RECORDED INFORMATION |
········

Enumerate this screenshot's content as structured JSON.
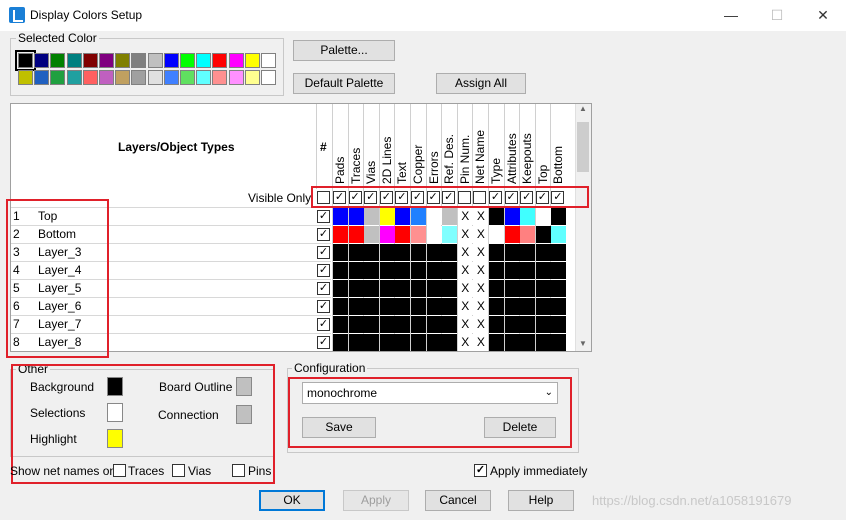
{
  "window": {
    "title": "Display Colors Setup",
    "minimize": "—",
    "maximize": "☐",
    "close": "✕"
  },
  "selected_color": {
    "label": "Selected Color",
    "row1": [
      "#000000",
      "#000080",
      "#008000",
      "#008080",
      "#800000",
      "#800080",
      "#808000",
      "#808080",
      "#c0c0c0",
      "#0000ff",
      "#00ff00",
      "#00ffff",
      "#ff0000",
      "#ff00ff",
      "#ffff00",
      "#ffffff"
    ],
    "row2": [
      "#c0c000",
      "#2060c0",
      "#20a040",
      "#20a0a0",
      "#ff6060",
      "#c060c0",
      "#c0a060",
      "#a0a0a0",
      "#e0e0e0",
      "#4080ff",
      "#60e060",
      "#60ffff",
      "#ff9090",
      "#ff90ff",
      "#ffff90",
      "#ffffff"
    ]
  },
  "buttons": {
    "palette": "Palette...",
    "default_palette": "Default Palette",
    "assign_all": "Assign All",
    "ok": "OK",
    "apply": "Apply",
    "cancel": "Cancel",
    "help": "Help",
    "save": "Save",
    "delete": "Delete"
  },
  "grid": {
    "header_title": "Layers/Object Types",
    "hash": "#",
    "visible_only": "Visible Only",
    "columns": [
      "Pads",
      "Traces",
      "Vias",
      "2D Lines",
      "Text",
      "Copper",
      "Errors",
      "Ref. Des.",
      "Pin Num.",
      "Net Name",
      "Type",
      "Attributes",
      "Keepouts",
      "Top",
      "Bottom"
    ],
    "visible_checks": [
      true,
      true,
      true,
      true,
      true,
      true,
      true,
      true,
      false,
      false,
      true,
      true,
      true,
      true,
      true
    ],
    "rows": [
      {
        "num": "1",
        "name": "Top",
        "colors": [
          "#0000ff",
          "#0000ff",
          "#c0c0c0",
          "#ffff00",
          "#0000ff",
          "#2080ff",
          "#ffffff",
          "#c0c0c0",
          "X",
          "X",
          "#000000",
          "#0000ff",
          "#40ffff",
          "#ffffff",
          "#000000"
        ]
      },
      {
        "num": "2",
        "name": "Bottom",
        "colors": [
          "#ff0000",
          "#ff0000",
          "#c0c0c0",
          "#ff00ff",
          "#ff0000",
          "#ff9090",
          "#ffffff",
          "#80ffff",
          "X",
          "X",
          "#ffffff",
          "#ff0000",
          "#ff8080",
          "#000000",
          "#60ffff"
        ]
      },
      {
        "num": "3",
        "name": "Layer_3",
        "colors": [
          "#000000",
          "#000000",
          "#000000",
          "#000000",
          "#000000",
          "#000000",
          "#000000",
          "#000000",
          "X",
          "X",
          "#000000",
          "#000000",
          "#000000",
          "#000000",
          "#000000"
        ]
      },
      {
        "num": "4",
        "name": "Layer_4",
        "colors": [
          "#000000",
          "#000000",
          "#000000",
          "#000000",
          "#000000",
          "#000000",
          "#000000",
          "#000000",
          "X",
          "X",
          "#000000",
          "#000000",
          "#000000",
          "#000000",
          "#000000"
        ]
      },
      {
        "num": "5",
        "name": "Layer_5",
        "colors": [
          "#000000",
          "#000000",
          "#000000",
          "#000000",
          "#000000",
          "#000000",
          "#000000",
          "#000000",
          "X",
          "X",
          "#000000",
          "#000000",
          "#000000",
          "#000000",
          "#000000"
        ]
      },
      {
        "num": "6",
        "name": "Layer_6",
        "colors": [
          "#000000",
          "#000000",
          "#000000",
          "#000000",
          "#000000",
          "#000000",
          "#000000",
          "#000000",
          "X",
          "X",
          "#000000",
          "#000000",
          "#000000",
          "#000000",
          "#000000"
        ]
      },
      {
        "num": "7",
        "name": "Layer_7",
        "colors": [
          "#000000",
          "#000000",
          "#000000",
          "#000000",
          "#000000",
          "#000000",
          "#000000",
          "#000000",
          "X",
          "X",
          "#000000",
          "#000000",
          "#000000",
          "#000000",
          "#000000"
        ]
      },
      {
        "num": "8",
        "name": "Layer_8",
        "colors": [
          "#000000",
          "#000000",
          "#000000",
          "#000000",
          "#000000",
          "#000000",
          "#000000",
          "#000000",
          "X",
          "X",
          "#000000",
          "#000000",
          "#000000",
          "#000000",
          "#000000"
        ]
      }
    ]
  },
  "other": {
    "label": "Other",
    "background": "Background",
    "background_color": "#000000",
    "selections": "Selections",
    "selections_color": "#ffffff",
    "highlight": "Highlight",
    "highlight_color": "#ffff00",
    "board_outline": "Board Outline",
    "board_outline_color": "#c0c0c0",
    "connection": "Connection",
    "connection_color": "#c0c0c0",
    "show_net_names": "Show net names on",
    "traces": "Traces",
    "vias": "Vias",
    "pins": "Pins"
  },
  "configuration": {
    "label": "Configuration",
    "selected": "monochrome"
  },
  "apply_immediately": "Apply immediately",
  "watermark": "https://blog.csdn.net/a1058191679"
}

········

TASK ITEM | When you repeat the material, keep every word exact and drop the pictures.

YOUR SOLUTION |
Enumerate this screenshot's content as structured JSON.
{
  "window": {
    "title": "Display Colors Setup",
    "minimize": "—",
    "maximize": "☐",
    "close": "✕"
  },
  "selected_color": {
    "label": "Selected Color",
    "row1": [
      "#000000",
      "#000080",
      "#008000",
      "#008080",
      "#800000",
      "#800080",
      "#808000",
      "#808080",
      "#c0c0c0",
      "#0000ff",
      "#00ff00",
      "#00ffff",
      "#ff0000",
      "#ff00ff",
      "#ffff00",
      "#ffffff"
    ],
    "row2": [
      "#c0c000",
      "#2060c0",
      "#20a040",
      "#20a0a0",
      "#ff6060",
      "#c060c0",
      "#c0a060",
      "#a0a0a0",
      "#e0e0e0",
      "#4080ff",
      "#60e060",
      "#60ffff",
      "#ff9090",
      "#ff90ff",
      "#ffff90",
      "#ffffff"
    ]
  },
  "buttons": {
    "palette": "Palette...",
    "default_palette": "Default Palette",
    "assign_all": "Assign All",
    "ok": "OK",
    "apply": "Apply",
    "cancel": "Cancel",
    "help": "Help",
    "save": "Save",
    "delete": "Delete"
  },
  "grid": {
    "header_title": "Layers/Object Types",
    "hash": "#",
    "visible_only": "Visible Only",
    "columns": [
      "Pads",
      "Traces",
      "Vias",
      "2D Lines",
      "Text",
      "Copper",
      "Errors",
      "Ref. Des.",
      "Pin Num.",
      "Net Name",
      "Type",
      "Attributes",
      "Keepouts",
      "Top",
      "Bottom"
    ],
    "visible_checks": [
      true,
      true,
      true,
      true,
      true,
      true,
      true,
      true,
      false,
      false,
      true,
      true,
      true,
      true,
      true
    ],
    "rows": [
      {
        "num": "1",
        "name": "Top",
        "colors": [
          "#0000ff",
          "#0000ff",
          "#c0c0c0",
          "#ffff00",
          "#0000ff",
          "#2080ff",
          "#ffffff",
          "#c0c0c0",
          "X",
          "X",
          "#000000",
          "#0000ff",
          "#40ffff",
          "#ffffff",
          "#000000"
        ]
      },
      {
        "num": "2",
        "name": "Bottom",
        "colors": [
          "#ff0000",
          "#ff0000",
          "#c0c0c0",
          "#ff00ff",
          "#ff0000",
          "#ff9090",
          "#ffffff",
          "#80ffff",
          "X",
          "X",
          "#ffffff",
          "#ff0000",
          "#ff8080",
          "#000000",
          "#60ffff"
        ]
      },
      {
        "num": "3",
        "name": "Layer_3",
        "colors": [
          "#000000",
          "#000000",
          "#000000",
          "#000000",
          "#000000",
          "#000000",
          "#000000",
          "#000000",
          "X",
          "X",
          "#000000",
          "#000000",
          "#000000",
          "#000000",
          "#000000"
        ]
      },
      {
        "num": "4",
        "name": "Layer_4",
        "colors": [
          "#000000",
          "#000000",
          "#000000",
          "#000000",
          "#000000",
          "#000000",
          "#000000",
          "#000000",
          "X",
          "X",
          "#000000",
          "#000000",
          "#000000",
          "#000000",
          "#000000"
        ]
      },
      {
        "num": "5",
        "name": "Layer_5",
        "colors": [
          "#000000",
          "#000000",
          "#000000",
          "#000000",
          "#000000",
          "#000000",
          "#000000",
          "#000000",
          "X",
          "X",
          "#000000",
          "#000000",
          "#000000",
          "#000000",
          "#000000"
        ]
      },
      {
        "num": "6",
        "name": "Layer_6",
        "colors": [
          "#000000",
          "#000000",
          "#000000",
          "#000000",
          "#000000",
          "#000000",
          "#000000",
          "#000000",
          "X",
          "X",
          "#000000",
          "#000000",
          "#000000",
          "#000000",
          "#000000"
        ]
      },
      {
        "num": "7",
        "name": "Layer_7",
        "colors": [
          "#000000",
          "#000000",
          "#000000",
          "#000000",
          "#000000",
          "#000000",
          "#000000",
          "#000000",
          "X",
          "X",
          "#000000",
          "#000000",
          "#000000",
          "#000000",
          "#000000"
        ]
      },
      {
        "num": "8",
        "name": "Layer_8",
        "colors": [
          "#000000",
          "#000000",
          "#000000",
          "#000000",
          "#000000",
          "#000000",
          "#000000",
          "#000000",
          "X",
          "X",
          "#000000",
          "#000000",
          "#000000",
          "#000000",
          "#000000"
        ]
      }
    ]
  },
  "other": {
    "label": "Other",
    "background": "Background",
    "background_color": "#000000",
    "selections": "Selections",
    "selections_color": "#ffffff",
    "highlight": "Highlight",
    "highlight_color": "#ffff00",
    "board_outline": "Board Outline",
    "board_outline_color": "#c0c0c0",
    "connection": "Connection",
    "connection_color": "#c0c0c0",
    "show_net_names": "Show net names on",
    "traces": "Traces",
    "vias": "Vias",
    "pins": "Pins"
  },
  "configuration": {
    "label": "Configuration",
    "selected": "monochrome"
  },
  "apply_immediately": "Apply immediately",
  "watermark": "https://blog.csdn.net/a1058191679"
}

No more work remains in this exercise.